Ramonville is the end of 1 of the 2 metro lines that serve the city, and you change after about 11 stops (at Jean-Jaures) to go to Capitole, which is a good place to start your visit.
This is where you will find the Tourist Information centre (in a rather impressive building), and where you can then head down to see the Hotel de Ville (a much more impressive building – mostly hidden by the preparations for an event whilst we were there, sadly).
We moved on towards Tours after leaving la Ferte-Vidame. This route was chosen after much deliberation regarding our route – resulting with us eventually, and reluctantly, deciding to abandon our plan to cross the Millau Viaduct (boooo….); mainly due to the seeming lack of campsites open for us on that route 😦
Having decided on Tours, I thought that we might actually stay for 3 nights, having seen a weather forecast suggesting full sun and a high of 21C on Monday. Sadly it turns out that there are several towns called Tours in France, and my app had decided to provide me with information for a different one, rather than the main town of Tours located in the Loire Valley. So we just stayed for 2 nights after all.
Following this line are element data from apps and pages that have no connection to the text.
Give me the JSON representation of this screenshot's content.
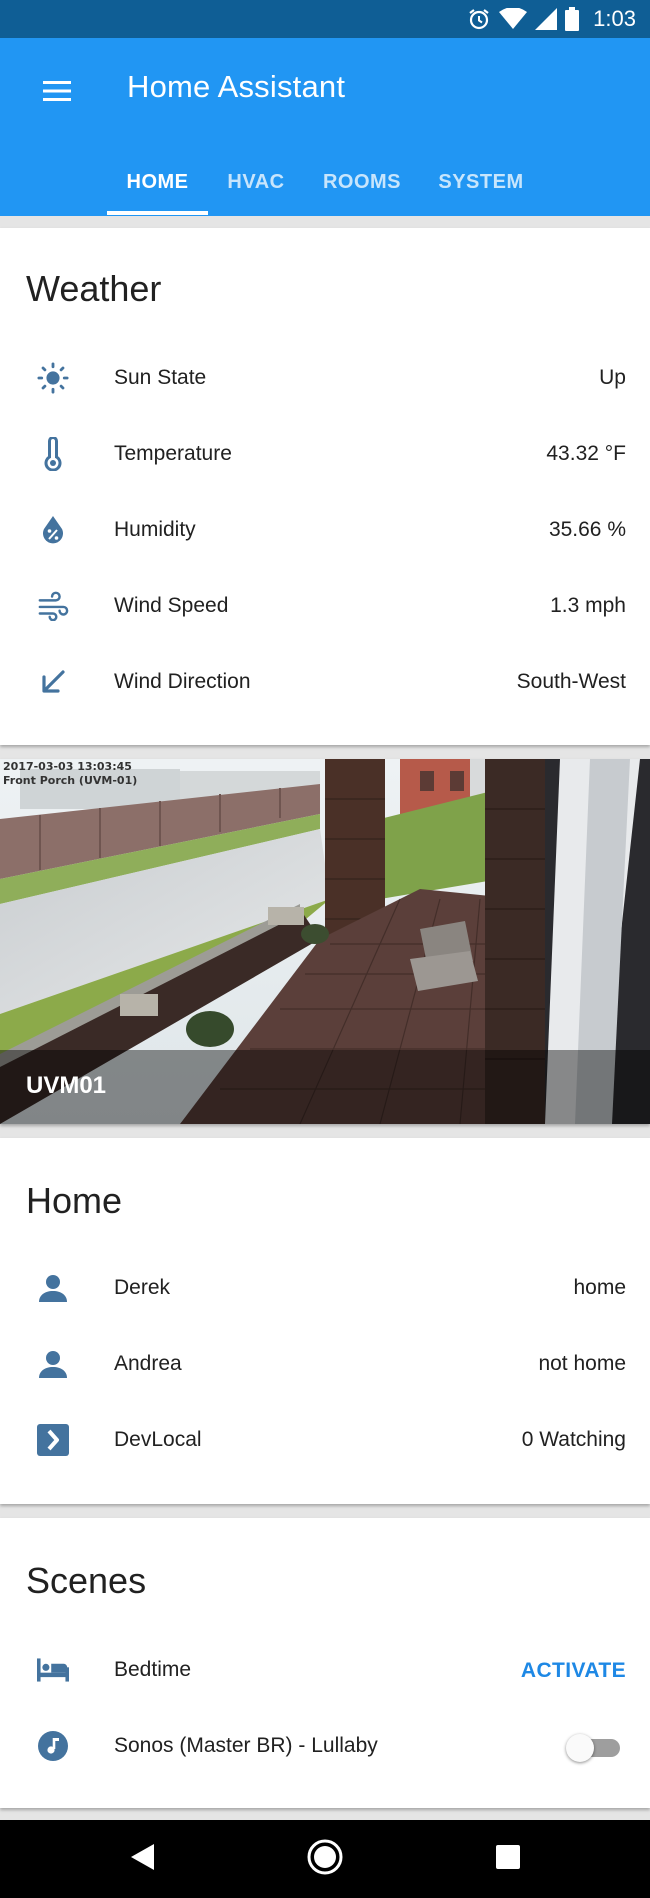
{
  "status_bar": {
    "time": "1:03"
  },
  "app": {
    "title": "Home Assistant"
  },
  "tabs": [
    {
      "label": "HOME"
    },
    {
      "label": "HVAC"
    },
    {
      "label": "ROOMS"
    },
    {
      "label": "SYSTEM"
    }
  ],
  "weather": {
    "title": "Weather",
    "rows": [
      {
        "icon": "sun-icon",
        "name": "Sun State",
        "value": "Up"
      },
      {
        "icon": "thermometer-icon",
        "name": "Temperature",
        "value": "43.32 °F"
      },
      {
        "icon": "humidity-icon",
        "name": "Humidity",
        "value": "35.66 %"
      },
      {
        "icon": "wind-icon",
        "name": "Wind Speed",
        "value": "1.3 mph"
      },
      {
        "icon": "arrow-down-left-icon",
        "name": "Wind Direction",
        "value": "South-West"
      }
    ]
  },
  "camera": {
    "timestamp": "2017-03-03 13:03:45",
    "overlay_name": "Front Porch (UVM-01)",
    "label": "UVM01"
  },
  "home": {
    "title": "Home",
    "rows": [
      {
        "icon": "person-icon",
        "name": "Derek",
        "value": "home"
      },
      {
        "icon": "person-icon",
        "name": "Andrea",
        "value": "not home"
      },
      {
        "icon": "plex-icon",
        "name": "DevLocal",
        "value": "0 Watching"
      }
    ]
  },
  "scenes": {
    "title": "Scenes",
    "rows": [
      {
        "icon": "bed-icon",
        "name": "Bedtime",
        "action": "ACTIVATE"
      },
      {
        "icon": "music-icon",
        "name": "Sonos (Master BR) - Lullaby",
        "toggle_on": false
      }
    ]
  },
  "colors": {
    "app_bar": "#2196f3",
    "status_bar": "#0f5e95",
    "icon": "#44739e",
    "accent": "#1e88e5"
  }
}
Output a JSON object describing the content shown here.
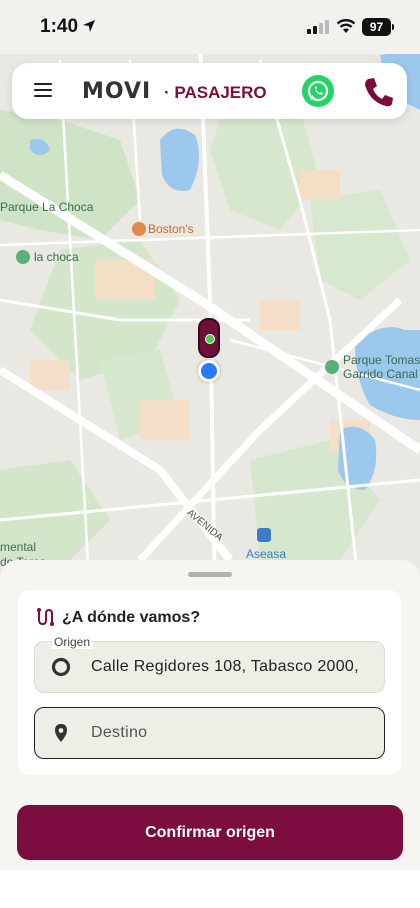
{
  "status_bar": {
    "time": "1:40",
    "battery": "97"
  },
  "header": {
    "logo_text": "MOVI",
    "subtitle": "· PASAJERO"
  },
  "map": {
    "labels": {
      "parque_la_choca": "Parque La Choca",
      "bostons": "Boston's",
      "la_choca": "la choca",
      "parque_tomas_1": "Parque Tomas",
      "parque_tomas_2": "Garrido Canal",
      "avenida": "AVENIDA",
      "aseasa": "Aseasa",
      "mental_1": "mental",
      "mental_2": "de Toros"
    }
  },
  "sheet": {
    "question": "¿A dónde vamos?",
    "origin_label": "Origen",
    "origin_value": "Calle Regidores 108, Tabasco 2000,",
    "destination_placeholder": "Destino",
    "confirm_label": "Confirmar origen"
  },
  "colors": {
    "brand": "#7a0d3d",
    "whatsapp": "#25d366",
    "location_blue": "#2979ff"
  }
}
We could have hopped on the cycle path and ridden into Tours to visit the old city (about 4 miles away, with the cycle path passing within about 50m from the site – albeit across a busy road); but we didn’t…
We paid 14 Euros each to visit the castle and gardens – other attractions within the grounds include a maze, wine cellar (caves), gourmet restaurant, tea-room, self-service restaurant, 16th century farm with carriage musuem and donkeys 🙂
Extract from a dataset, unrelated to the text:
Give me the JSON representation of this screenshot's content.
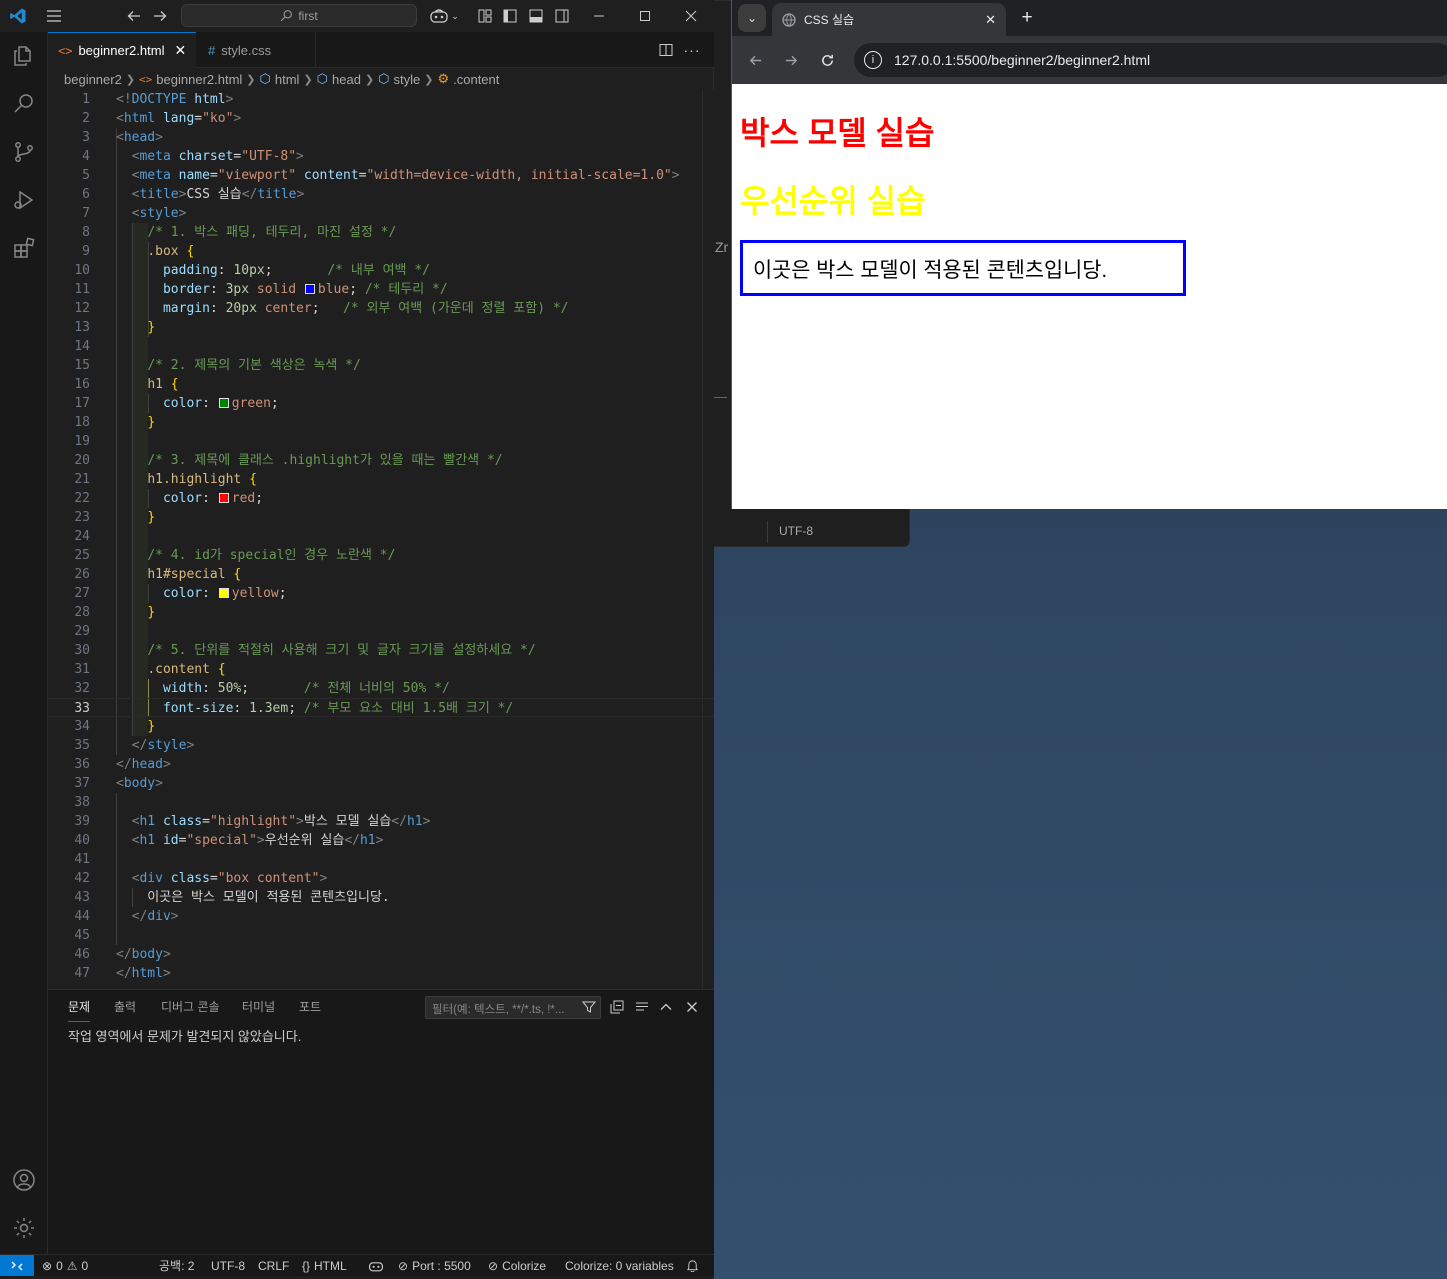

6th November was the day we left home for our next adventure. We said our goodbyes and waved to the house, with barely a backward glance.. except we had to go straight back before we made it to the motorway as Calv had left his phone behind…!!
1st stop Brighton for an overnight at the Caravan Club site situated just inland from the marina. We had a bite to eat in the marina; a first ever visit to Gourmet Burger Kitchen, and later in the afternoon (although it felt like the evening by the time we came home (by which I mean ‘van’) at about 6.30pm, as it was so dark), we headed into town to visit the Pavilion and the ice skating rink.
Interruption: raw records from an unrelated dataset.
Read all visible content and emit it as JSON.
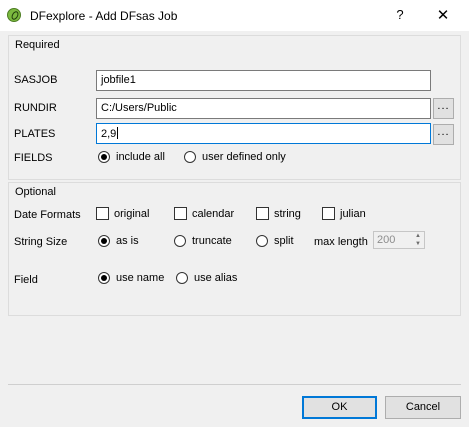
{
  "window": {
    "title": "DFexplore - Add DFsas Job",
    "help_label": "?",
    "close_label": "✕"
  },
  "required": {
    "group_title": "Required",
    "sasjob": {
      "label": "SASJOB",
      "value": "jobfile1"
    },
    "rundir": {
      "label": "RUNDIR",
      "value": "C:/Users/Public",
      "browse_label": "..."
    },
    "plates": {
      "label": "PLATES",
      "value": "2,9",
      "browse_label": "..."
    },
    "fields": {
      "label": "FIELDS",
      "options": [
        {
          "label": "include all",
          "checked": true
        },
        {
          "label": "user defined only",
          "checked": false
        }
      ]
    }
  },
  "optional": {
    "group_title": "Optional",
    "date_formats": {
      "label": "Date Formats",
      "options": [
        {
          "label": "original",
          "checked": false
        },
        {
          "label": "calendar",
          "checked": false
        },
        {
          "label": "string",
          "checked": false
        },
        {
          "label": "julian",
          "checked": false
        }
      ]
    },
    "string_size": {
      "label": "String Size",
      "options": [
        {
          "label": "as is",
          "checked": true
        },
        {
          "label": "truncate",
          "checked": false
        },
        {
          "label": "split",
          "checked": false
        }
      ],
      "max_length_label": "max length",
      "max_length_value": "200"
    },
    "field": {
      "label": "Field",
      "options": [
        {
          "label": "use name",
          "checked": true
        },
        {
          "label": "use alias",
          "checked": false
        }
      ]
    }
  },
  "buttons": {
    "ok_label": "OK",
    "cancel_label": "Cancel"
  },
  "icons": {
    "app": "dfexplore-app-icon",
    "spin_up": "▲",
    "spin_down": "▼"
  },
  "colors": {
    "focus": "#0078d7",
    "client_bg": "#f0f0f0",
    "app_icon": "#7bb93f"
  }
}
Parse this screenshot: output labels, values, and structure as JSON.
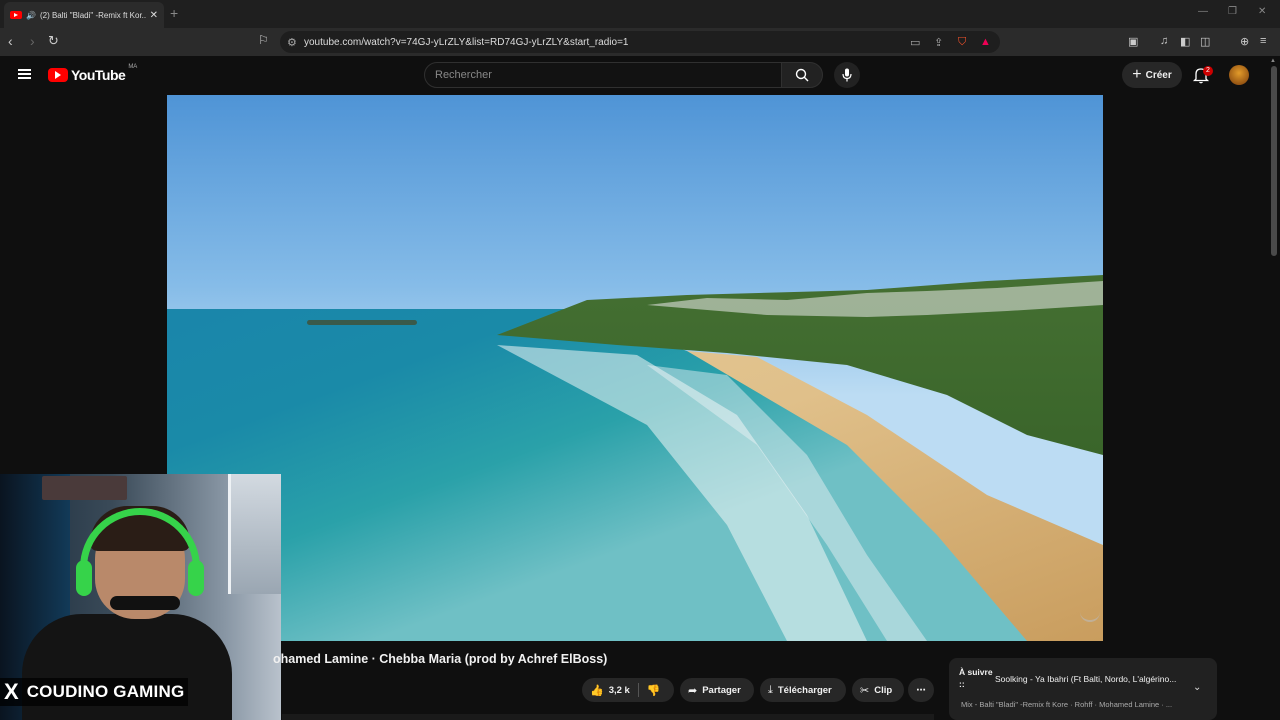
{
  "browser": {
    "tab_title": "(2) Balti \"Bladi\" -Remix ft Kor...",
    "tab_speaker": "🔊",
    "url": "youtube.com/watch?v=74GJ-yLrZLY&list=RD74GJ-yLrZLY&start_radio=1"
  },
  "youtube": {
    "logo_word": "YouTube",
    "country_code": "MA",
    "search_placeholder": "Rechercher",
    "create_label": "Créer",
    "notification_count": "2"
  },
  "video": {
    "title": "ohamed Lamine · Chebba Maria (prod by Achref ElBoss)",
    "likes": "3,2 k",
    "share_label": "Partager",
    "download_label": "Télécharger",
    "clip_label": "Clip"
  },
  "up_next": {
    "label": "À suivre ::",
    "song": "Soolking - Ya Ibahri (Ft Balti, Nordo, L'algérino...",
    "playlist": "Mix - Balti \"Bladi\" -Remix ft Kore · Rohff · Mohamed Lamine · ..."
  },
  "webcam": {
    "brand_letter": "X",
    "streamer_name": "COUDINO GAMING"
  },
  "colors": {
    "yt_red": "#ff0000",
    "bg": "#0f0f0f",
    "headset_green": "#36d34a"
  }
}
We drove around for a while trying to find somewhere to park for less than £10 for 2 hours; on the seafront you will pay £6 for 2 hours closer to Palace Pier, but we parked nearer to West Pier where we paid ‘only’ £4.20 for 2 hours.
I’m glad we did though, as it was just a 15 minute walk back to the Pavilion which looked perfect all lit up for the ice-skating. We didn’t partake (we didn’t want to risk either of us breaking a leg before going away!) but it was great fun to watch. (We have no idea who these lads are in Calv’s photo – but they seem very happy with themselves!!!
Starting to prepare and get excited for our next trip. This will be recorded as we move on Polarsteps so if you follow us you won’t need to wait until I get round you writing up my blog to see where we are 😊
See also our reviews for each site we stopped at on the way.
• The French love a roundabout – possibly even more than the Brits
• Signage often stops just when you need it most..
• There is a lot of free parking in France and lots of parking spaces
o Except in Cannes – you have to drive right through Cannes and walk back about a mile to get free parking
o And Monaco – lots of underground parking areas, not free, but not as expensive as we were expecting either Continue reading “What we learned about France in the summer of 2016”